## Task objective
Return the listing below exactly, with the pictures dropped.

## Dataset entries
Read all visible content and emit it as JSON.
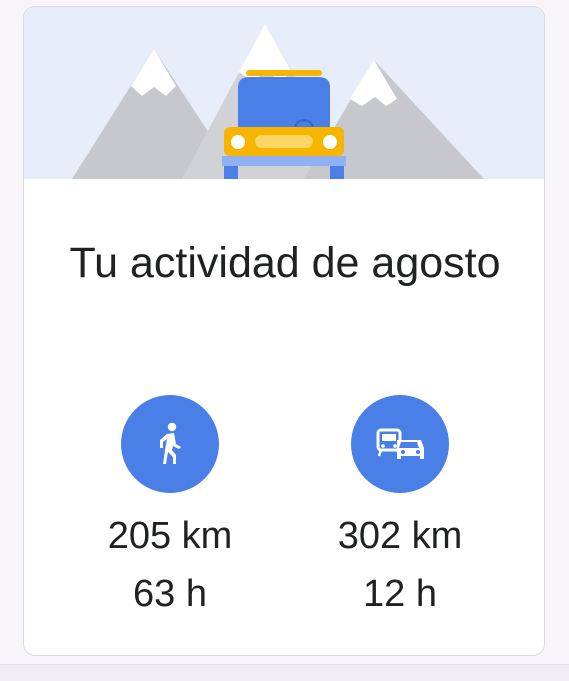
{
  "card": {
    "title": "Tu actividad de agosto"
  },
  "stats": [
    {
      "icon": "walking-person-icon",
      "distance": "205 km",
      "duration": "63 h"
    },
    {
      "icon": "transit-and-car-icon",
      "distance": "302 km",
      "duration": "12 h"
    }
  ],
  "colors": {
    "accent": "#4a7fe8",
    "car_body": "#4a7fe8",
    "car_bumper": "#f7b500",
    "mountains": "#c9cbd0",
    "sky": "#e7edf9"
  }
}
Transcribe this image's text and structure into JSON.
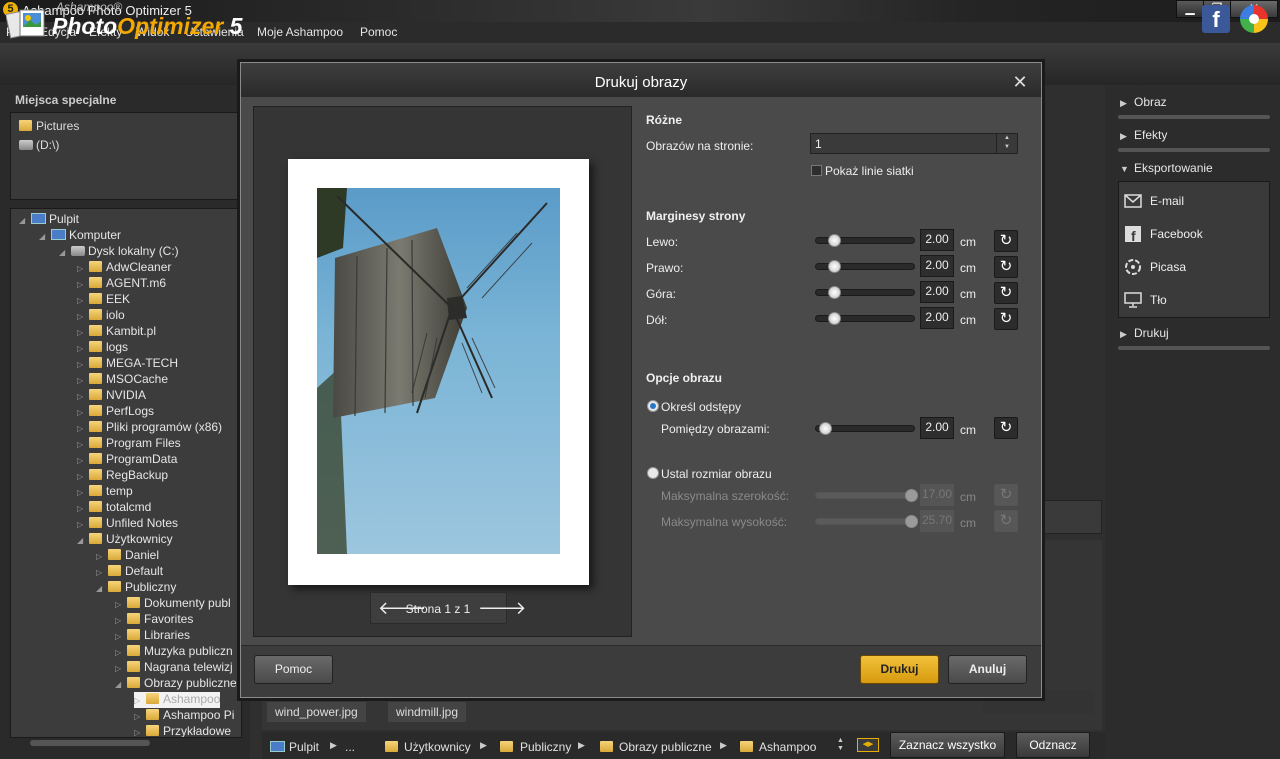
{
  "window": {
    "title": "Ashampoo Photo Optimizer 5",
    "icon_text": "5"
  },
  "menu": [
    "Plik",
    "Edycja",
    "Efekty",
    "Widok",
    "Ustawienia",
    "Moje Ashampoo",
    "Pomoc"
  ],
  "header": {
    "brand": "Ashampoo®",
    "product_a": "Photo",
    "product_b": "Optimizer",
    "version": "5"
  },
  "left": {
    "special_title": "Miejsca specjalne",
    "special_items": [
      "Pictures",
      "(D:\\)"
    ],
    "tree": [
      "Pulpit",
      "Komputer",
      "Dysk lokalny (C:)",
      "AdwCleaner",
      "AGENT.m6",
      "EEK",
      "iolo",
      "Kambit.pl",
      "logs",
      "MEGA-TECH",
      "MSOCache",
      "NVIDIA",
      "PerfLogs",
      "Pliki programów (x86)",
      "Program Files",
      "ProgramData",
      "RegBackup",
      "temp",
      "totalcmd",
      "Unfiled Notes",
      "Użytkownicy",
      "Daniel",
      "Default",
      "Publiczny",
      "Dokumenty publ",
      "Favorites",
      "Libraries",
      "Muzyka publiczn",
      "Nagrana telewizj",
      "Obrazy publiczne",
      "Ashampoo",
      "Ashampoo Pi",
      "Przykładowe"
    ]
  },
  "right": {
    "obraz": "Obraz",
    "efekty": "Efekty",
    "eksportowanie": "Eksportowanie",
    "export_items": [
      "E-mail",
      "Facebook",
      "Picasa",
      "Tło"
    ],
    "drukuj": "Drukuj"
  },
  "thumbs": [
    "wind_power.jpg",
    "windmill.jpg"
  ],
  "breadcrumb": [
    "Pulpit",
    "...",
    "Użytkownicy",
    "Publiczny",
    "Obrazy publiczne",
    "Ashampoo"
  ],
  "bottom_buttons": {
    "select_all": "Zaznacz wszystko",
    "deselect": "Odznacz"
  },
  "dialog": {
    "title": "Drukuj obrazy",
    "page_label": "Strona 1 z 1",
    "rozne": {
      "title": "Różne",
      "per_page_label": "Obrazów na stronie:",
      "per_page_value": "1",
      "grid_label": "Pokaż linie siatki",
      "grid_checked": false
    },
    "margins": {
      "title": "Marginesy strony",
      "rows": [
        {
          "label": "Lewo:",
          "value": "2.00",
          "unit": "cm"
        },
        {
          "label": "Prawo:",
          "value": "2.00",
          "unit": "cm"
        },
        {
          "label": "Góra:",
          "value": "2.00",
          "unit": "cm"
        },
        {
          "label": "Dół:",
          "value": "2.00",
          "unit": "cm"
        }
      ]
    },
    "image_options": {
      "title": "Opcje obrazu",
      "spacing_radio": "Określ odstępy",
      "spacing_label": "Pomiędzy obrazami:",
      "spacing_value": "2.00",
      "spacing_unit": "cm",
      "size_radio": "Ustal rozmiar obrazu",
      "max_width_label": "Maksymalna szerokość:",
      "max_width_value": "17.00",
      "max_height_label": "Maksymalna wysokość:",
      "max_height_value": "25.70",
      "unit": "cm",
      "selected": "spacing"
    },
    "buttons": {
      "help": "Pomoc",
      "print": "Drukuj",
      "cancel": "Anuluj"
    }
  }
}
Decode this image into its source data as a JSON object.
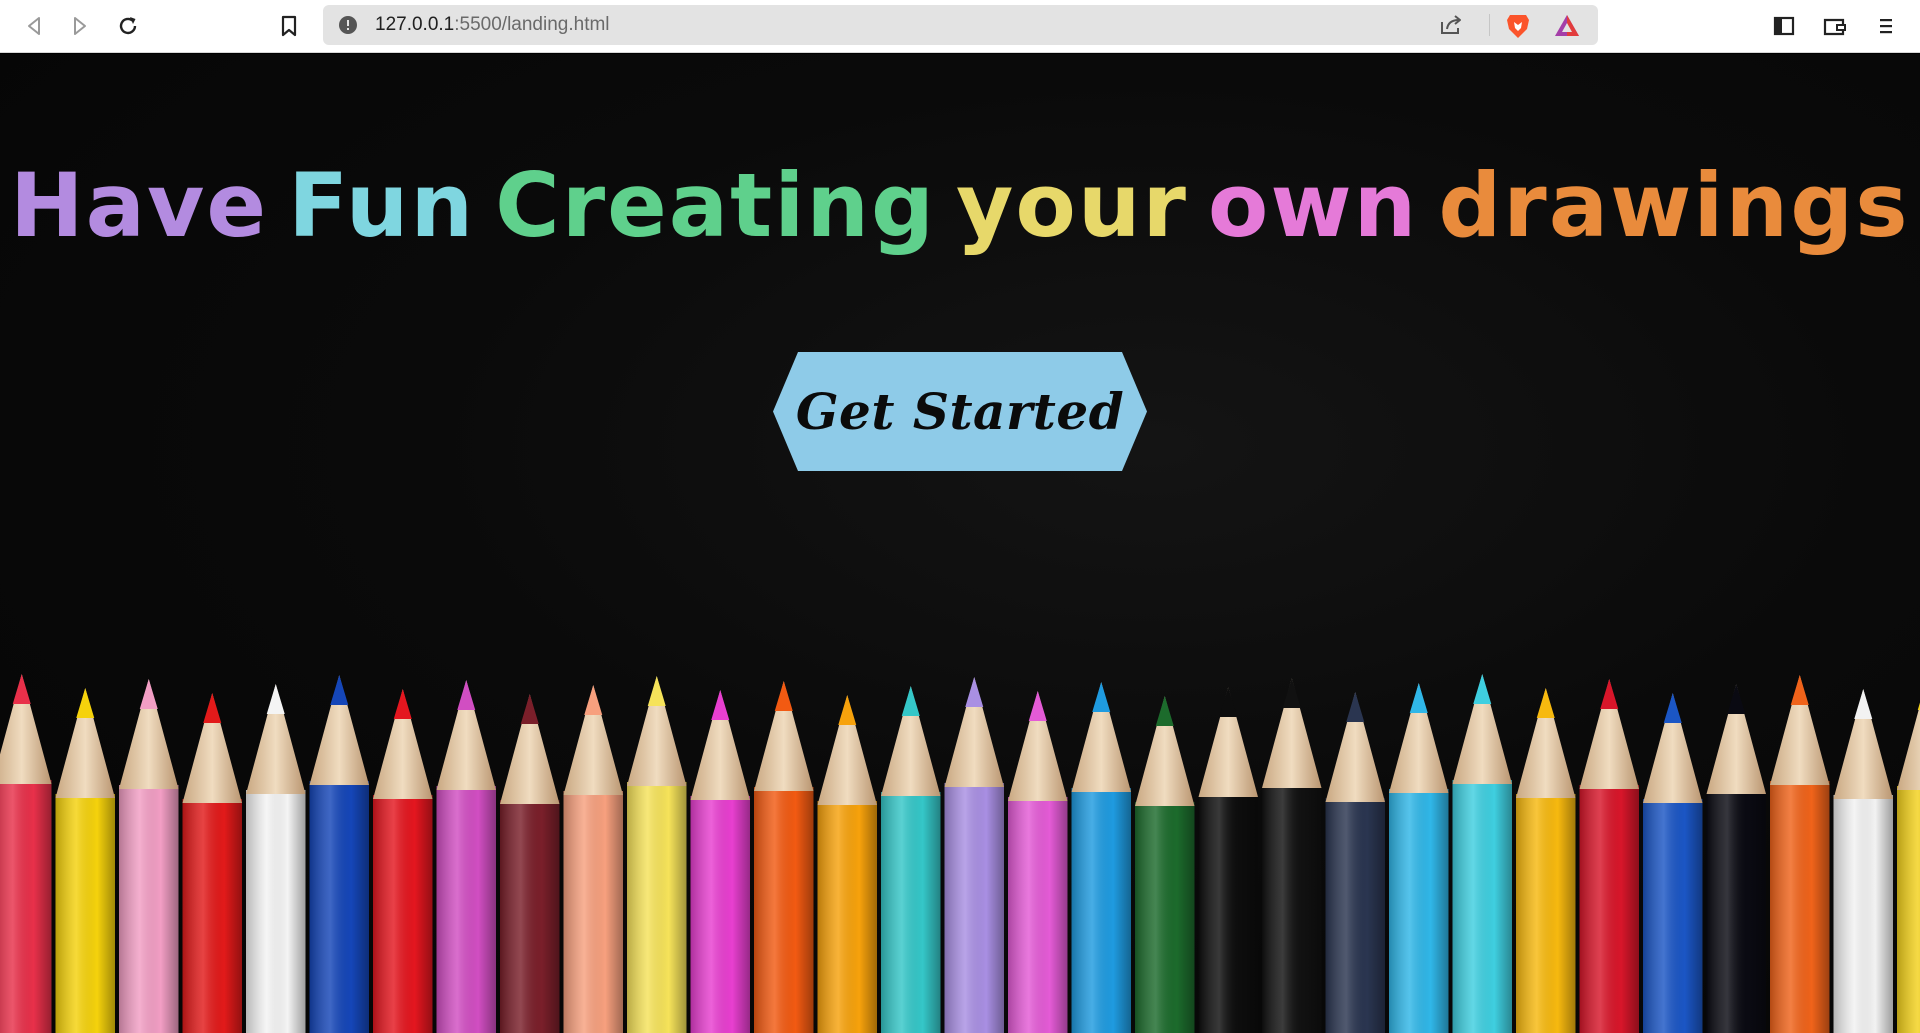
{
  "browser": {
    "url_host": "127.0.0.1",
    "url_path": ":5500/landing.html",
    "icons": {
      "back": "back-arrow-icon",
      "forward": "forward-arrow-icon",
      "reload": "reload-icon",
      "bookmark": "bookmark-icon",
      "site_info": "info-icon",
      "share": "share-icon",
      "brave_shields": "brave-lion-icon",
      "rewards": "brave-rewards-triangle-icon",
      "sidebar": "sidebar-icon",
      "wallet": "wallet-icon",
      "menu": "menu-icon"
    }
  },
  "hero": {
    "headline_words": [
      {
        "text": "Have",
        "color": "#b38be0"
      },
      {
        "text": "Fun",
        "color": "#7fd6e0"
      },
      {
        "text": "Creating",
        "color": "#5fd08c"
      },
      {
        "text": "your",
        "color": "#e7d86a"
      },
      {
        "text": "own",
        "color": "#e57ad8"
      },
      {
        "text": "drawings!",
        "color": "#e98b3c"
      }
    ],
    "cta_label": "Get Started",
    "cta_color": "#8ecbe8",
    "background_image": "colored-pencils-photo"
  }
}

## Your response
Read all visible content and emit it as JSON.
{
  "card": {
    "title": "Tu actividad de agosto"
  },
  "stats": [
    {
      "icon": "walking-person-icon",
      "distance": "205 km",
      "duration": "63 h"
    },
    {
      "icon": "transit-and-car-icon",
      "distance": "302 km",
      "duration": "12 h"
    }
  ],
  "colors": {
    "accent": "#4a7fe8",
    "car_body": "#4a7fe8",
    "car_bumper": "#f7b500",
    "mountains": "#c9cbd0",
    "sky": "#e7edf9"
  }
}
Transcribe this image's text and structure into JSON.
{
  "window": {
    "title": "Ashampoo Photo Optimizer 5",
    "icon_text": "5"
  },
  "menu": [
    "Plik",
    "Edycja",
    "Efekty",
    "Widok",
    "Ustawienia",
    "Moje Ashampoo",
    "Pomoc"
  ],
  "header": {
    "brand": "Ashampoo®",
    "product_a": "Photo",
    "product_b": "Optimizer",
    "version": "5"
  },
  "left": {
    "special_title": "Miejsca specjalne",
    "special_items": [
      "Pictures",
      "(D:\\)"
    ],
    "tree": [
      "Pulpit",
      "Komputer",
      "Dysk lokalny (C:)",
      "AdwCleaner",
      "AGENT.m6",
      "EEK",
      "iolo",
      "Kambit.pl",
      "logs",
      "MEGA-TECH",
      "MSOCache",
      "NVIDIA",
      "PerfLogs",
      "Pliki programów (x86)",
      "Program Files",
      "ProgramData",
      "RegBackup",
      "temp",
      "totalcmd",
      "Unfiled Notes",
      "Użytkownicy",
      "Daniel",
      "Default",
      "Publiczny",
      "Dokumenty publ",
      "Favorites",
      "Libraries",
      "Muzyka publiczn",
      "Nagrana telewizj",
      "Obrazy publiczne",
      "Ashampoo",
      "Ashampoo Pi",
      "Przykładowe"
    ]
  },
  "right": {
    "obraz": "Obraz",
    "efekty": "Efekty",
    "eksportowanie": "Eksportowanie",
    "export_items": [
      "E-mail",
      "Facebook",
      "Picasa",
      "Tło"
    ],
    "drukuj": "Drukuj"
  },
  "thumbs": [
    "wind_power.jpg",
    "windmill.jpg"
  ],
  "breadcrumb": [
    "Pulpit",
    "...",
    "Użytkownicy",
    "Publiczny",
    "Obrazy publiczne",
    "Ashampoo"
  ],
  "bottom_buttons": {
    "select_all": "Zaznacz wszystko",
    "deselect": "Odznacz"
  },
  "dialog": {
    "title": "Drukuj obrazy",
    "page_label": "Strona 1 z 1",
    "rozne": {
      "title": "Różne",
      "per_page_label": "Obrazów na stronie:",
      "per_page_value": "1",
      "grid_label": "Pokaż linie siatki",
      "grid_checked": false
    },
    "margins": {
      "title": "Marginesy strony",
      "rows": [
        {
          "label": "Lewo:",
          "value": "2.00",
          "unit": "cm"
        },
        {
          "label": "Prawo:",
          "value": "2.00",
          "unit": "cm"
        },
        {
          "label": "Góra:",
          "value": "2.00",
          "unit": "cm"
        },
        {
          "label": "Dół:",
          "value": "2.00",
          "unit": "cm"
        }
      ]
    },
    "image_options": {
      "title": "Opcje obrazu",
      "spacing_radio": "Określ odstępy",
      "spacing_label": "Pomiędzy obrazami:",
      "spacing_value": "2.00",
      "spacing_unit": "cm",
      "size_radio": "Ustal rozmiar obrazu",
      "max_width_label": "Maksymalna szerokość:",
      "max_width_value": "17.00",
      "max_height_label": "Maksymalna wysokość:",
      "max_height_value": "25.70",
      "unit": "cm",
      "selected": "spacing"
    },
    "buttons": {
      "help": "Pomoc",
      "print": "Drukuj",
      "cancel": "Anuluj"
    }
  }
}
Decode this image into its source data as a JSON object.
{
  "browser": {
    "url_host": "127.0.0.1",
    "url_path": ":5500/landing.html",
    "icons": {
      "back": "back-arrow-icon",
      "forward": "forward-arrow-icon",
      "reload": "reload-icon",
      "bookmark": "bookmark-icon",
      "site_info": "info-icon",
      "share": "share-icon",
      "brave_shields": "brave-lion-icon",
      "rewards": "brave-rewards-triangle-icon",
      "sidebar": "sidebar-icon",
      "wallet": "wallet-icon",
      "menu": "menu-icon"
    }
  },
  "hero": {
    "headline_words": [
      {
        "text": "Have",
        "color": "#b38be0"
      },
      {
        "text": "Fun",
        "color": "#7fd6e0"
      },
      {
        "text": "Creating",
        "color": "#5fd08c"
      },
      {
        "text": "your",
        "color": "#e7d86a"
      },
      {
        "text": "own",
        "color": "#e57ad8"
      },
      {
        "text": "drawings!",
        "color": "#e98b3c"
      }
    ],
    "cta_label": "Get Started",
    "cta_color": "#8ecbe8",
    "background_image": "colored-pencils-photo"
  }
}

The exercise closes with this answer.